(Still overwhelmed with other work — and ‘way behind — but I am at a down moment at a conference.)
Sony BMG has configured some of its music CDs to install antipiracy software that uses techniques typically employed by hackers and virus writers to hide the program from users and to prevent them from ever uninstalling it.
The CDs in question make use of a technique employed by software programs known in security circles as “rootkits,” a set of tools attackers can use to maintain control over a computer system once they have broken in.
People may differ over what exactly a rootkit is, but the most basic ones are designed to ensure that regular PC monitoring commands and tools cannot see whatever has been planted on the victim’s machine. Because rootkits generally get their hooks into the most basic level of an operating system, it is sometimes easier (and safer) to reformat the affected computer’s hard drive than to surgically remove the intruder
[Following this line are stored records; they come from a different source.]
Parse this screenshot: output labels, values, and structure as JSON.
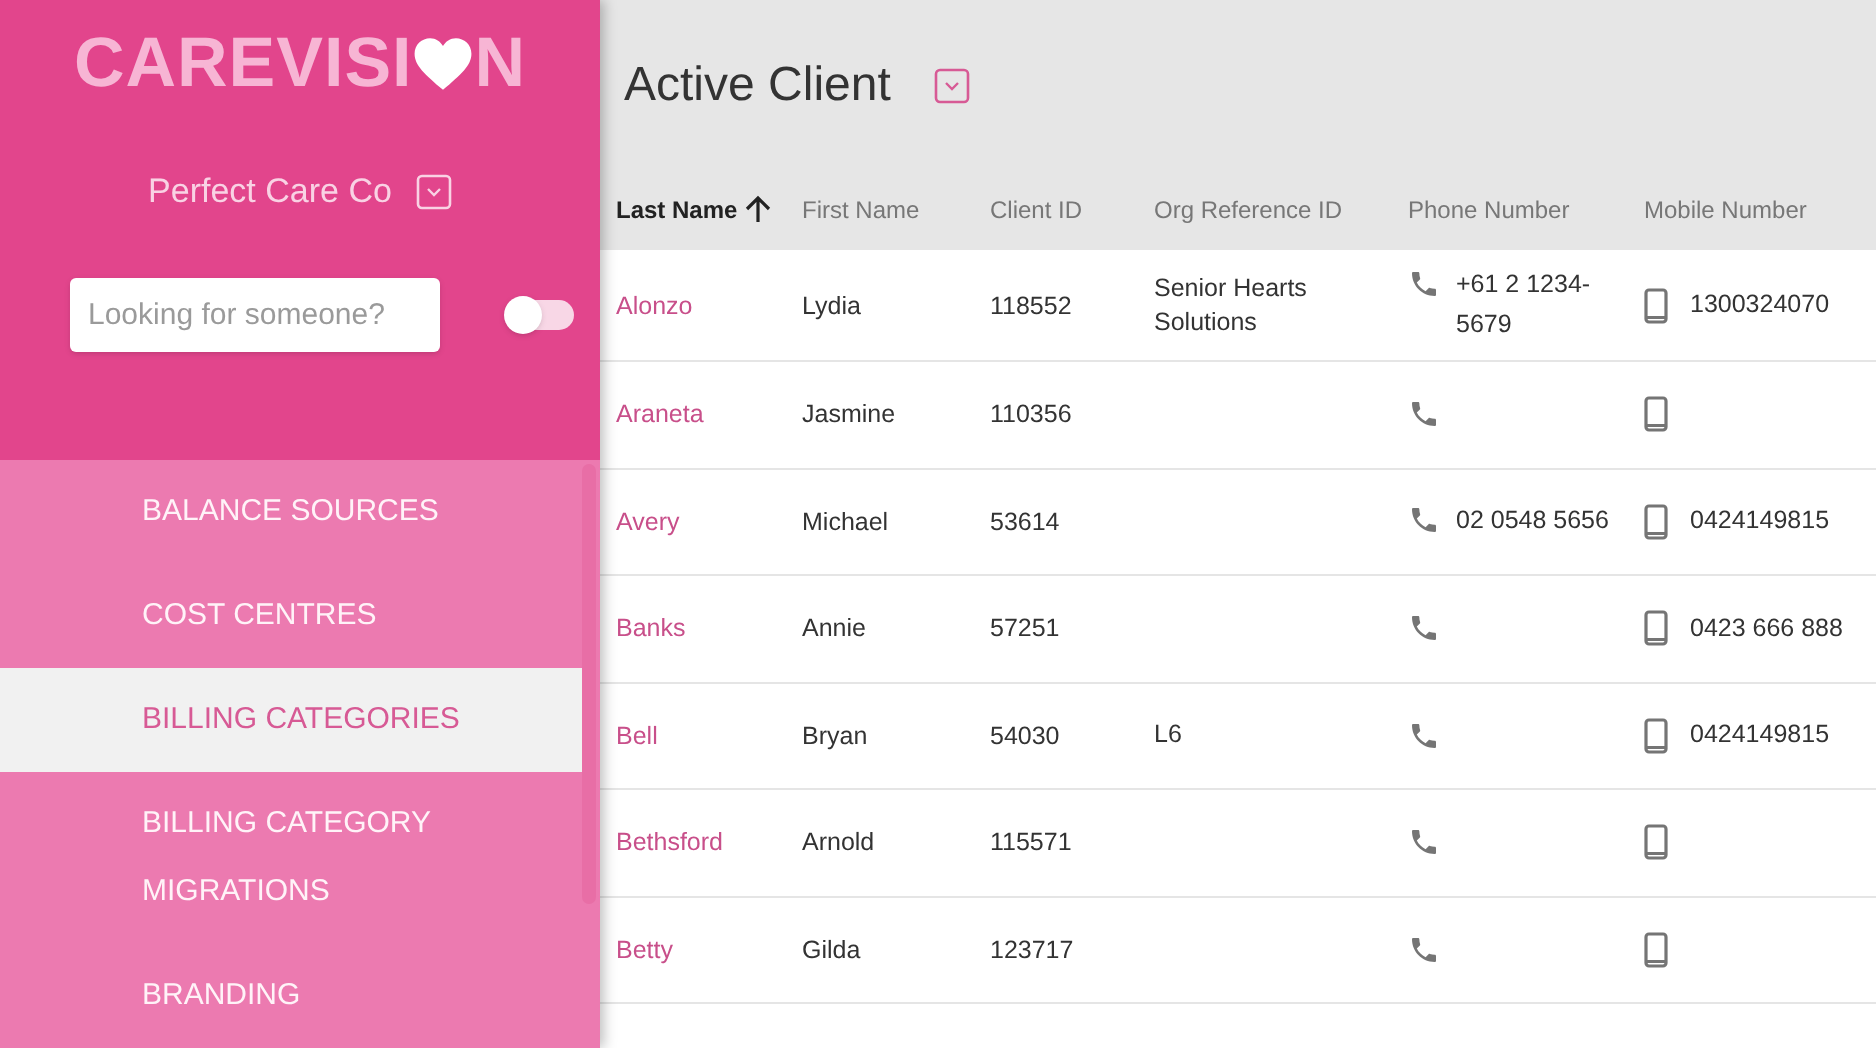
{
  "sidebar": {
    "logo_text_before": "CAREVISI",
    "logo_text_after": "N",
    "organisation": "Perfect Care Co",
    "search": {
      "placeholder": "Looking for someone?"
    },
    "toggle": {
      "on": false
    },
    "items": [
      {
        "label": "BALANCE SOURCES",
        "selected": false
      },
      {
        "label": "COST CENTRES",
        "selected": false
      },
      {
        "label": "BILLING CATEGORIES",
        "selected": true
      },
      {
        "label": "BILLING CATEGORY MIGRATIONS",
        "selected": false
      },
      {
        "label": "BRANDING",
        "selected": false
      }
    ]
  },
  "main": {
    "title": "Active Client",
    "table": {
      "columns": [
        {
          "label": "Last Name",
          "sorted": true
        },
        {
          "label": "First Name",
          "sorted": false
        },
        {
          "label": "Client ID",
          "sorted": false
        },
        {
          "label": "Org Reference ID",
          "sorted": false
        },
        {
          "label": "Phone Number",
          "sorted": false
        },
        {
          "label": "Mobile Number",
          "sorted": false
        }
      ],
      "rows": [
        {
          "last_name": "Alonzo",
          "first_name": "Lydia",
          "client_id": "118552",
          "org_reference_id": "Senior Hearts Solutions",
          "phone": "+61 2 1234-5679",
          "mobile": "1300324070"
        },
        {
          "last_name": "Araneta",
          "first_name": "Jasmine",
          "client_id": "110356",
          "org_reference_id": "",
          "phone": "",
          "mobile": ""
        },
        {
          "last_name": "Avery",
          "first_name": "Michael",
          "client_id": "53614",
          "org_reference_id": "",
          "phone": "02 0548 5656",
          "mobile": "0424149815"
        },
        {
          "last_name": "Banks",
          "first_name": "Annie",
          "client_id": "57251",
          "org_reference_id": "",
          "phone": "",
          "mobile": "0423 666 888"
        },
        {
          "last_name": "Bell",
          "first_name": "Bryan",
          "client_id": "54030",
          "org_reference_id": "L6",
          "phone": "",
          "mobile": "0424149815"
        },
        {
          "last_name": "Bethsford",
          "first_name": "Arnold",
          "client_id": "115571",
          "org_reference_id": "",
          "phone": "",
          "mobile": ""
        },
        {
          "last_name": "Betty",
          "first_name": "Gilda",
          "client_id": "123717",
          "org_reference_id": "",
          "phone": "",
          "mobile": ""
        }
      ]
    }
  }
}
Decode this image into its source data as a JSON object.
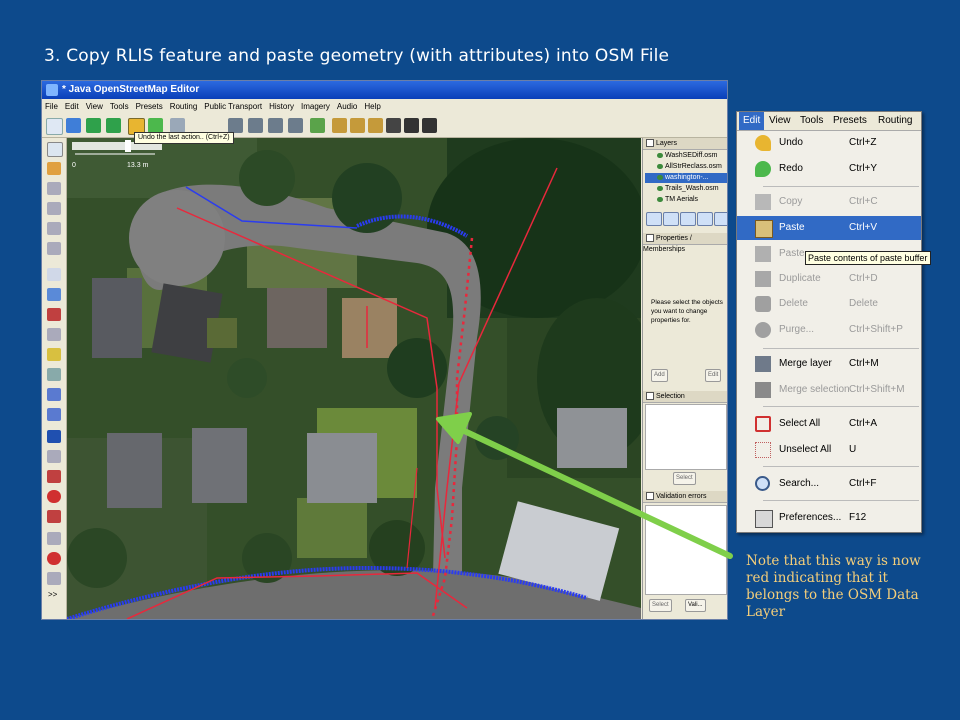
{
  "slide": {
    "title": "3.  Copy RLIS feature and paste geometry (with attributes) into OSM File",
    "note": "Note that this way is now red indicating that it belongs to the OSM Data Layer"
  },
  "josm": {
    "title": "* Java OpenStreetMap Editor",
    "menu": [
      "File",
      "Edit",
      "View",
      "Tools",
      "Presets",
      "Routing",
      "Public Transport",
      "History",
      "Imagery",
      "Audio",
      "Help"
    ],
    "undo_tooltip": "Undo the last action.. (Ctrl+Z)",
    "scale": {
      "start": "0",
      "end": "13.3 m"
    },
    "panels": {
      "layers_title": "Layers",
      "layers": [
        "WashSEDiff.osm",
        "AllStrReclass.osm",
        "washington-...",
        "Trails_Wash.osm",
        "TM Aerials"
      ],
      "properties_title": "Properties / Memberships",
      "properties_hint": "Please select the objects you want to change properties for.",
      "add_label": "Add",
      "edit_label": "Edit",
      "selection_title": "Selection",
      "select_label": "Select",
      "validation_title": "Validation errors",
      "select2_label": "Select",
      "validate_label": "Vali..."
    }
  },
  "edit_menu": {
    "bar": [
      "Edit",
      "View",
      "Tools",
      "Presets",
      "Routing"
    ],
    "items": [
      {
        "label": "Undo",
        "shortcut": "Ctrl+Z",
        "state": "enabled",
        "icon": "undo-icon"
      },
      {
        "label": "Redo",
        "shortcut": "Ctrl+Y",
        "state": "enabled",
        "icon": "redo-icon"
      },
      {
        "label": "Copy",
        "shortcut": "Ctrl+C",
        "state": "disabled",
        "icon": "copy-icon"
      },
      {
        "label": "Paste",
        "shortcut": "Ctrl+V",
        "state": "selected",
        "icon": "paste-icon"
      },
      {
        "label": "Paste",
        "shortcut": "",
        "state": "disabled",
        "icon": "paste-tags-icon"
      },
      {
        "label": "Duplicate",
        "shortcut": "Ctrl+D",
        "state": "disabled",
        "icon": "duplicate-icon"
      },
      {
        "label": "Delete",
        "shortcut": "Delete",
        "state": "disabled",
        "icon": "delete-icon"
      },
      {
        "label": "Purge...",
        "shortcut": "Ctrl+Shift+P",
        "state": "disabled",
        "icon": "purge-icon"
      },
      {
        "label": "Merge layer",
        "shortcut": "Ctrl+M",
        "state": "enabled",
        "icon": "merge-layer-icon"
      },
      {
        "label": "Merge selection",
        "shortcut": "Ctrl+Shift+M",
        "state": "disabled",
        "icon": "merge-selection-icon"
      },
      {
        "label": "Select All",
        "shortcut": "Ctrl+A",
        "state": "enabled",
        "icon": "select-all-icon"
      },
      {
        "label": "Unselect All",
        "shortcut": "U",
        "state": "enabled",
        "icon": "unselect-all-icon"
      },
      {
        "label": "Search...",
        "shortcut": "Ctrl+F",
        "state": "enabled",
        "icon": "search-icon"
      },
      {
        "label": "Preferences...",
        "shortcut": "F12",
        "state": "enabled",
        "icon": "preferences-icon"
      }
    ],
    "paste_tooltip": "Paste contents of paste buffer"
  },
  "colors": {
    "background": "#0d4a8c",
    "note_text": "#f4ce7a",
    "osm_way": "#e8283c",
    "rlis_way": "#2a3cf0",
    "arrow": "#7fcf4a",
    "menu_highlight": "#316ac5"
  }
}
[…] I understand Sony’s desire to protect its intellectual property, and piracy certainly is a problem. But installing software that opens people up to further security risks and potentially destabilizes the user’s computer can’t be the best way to address that problem.
Slashdot’s got other articles: More on Sony’s “DRM Rootkit”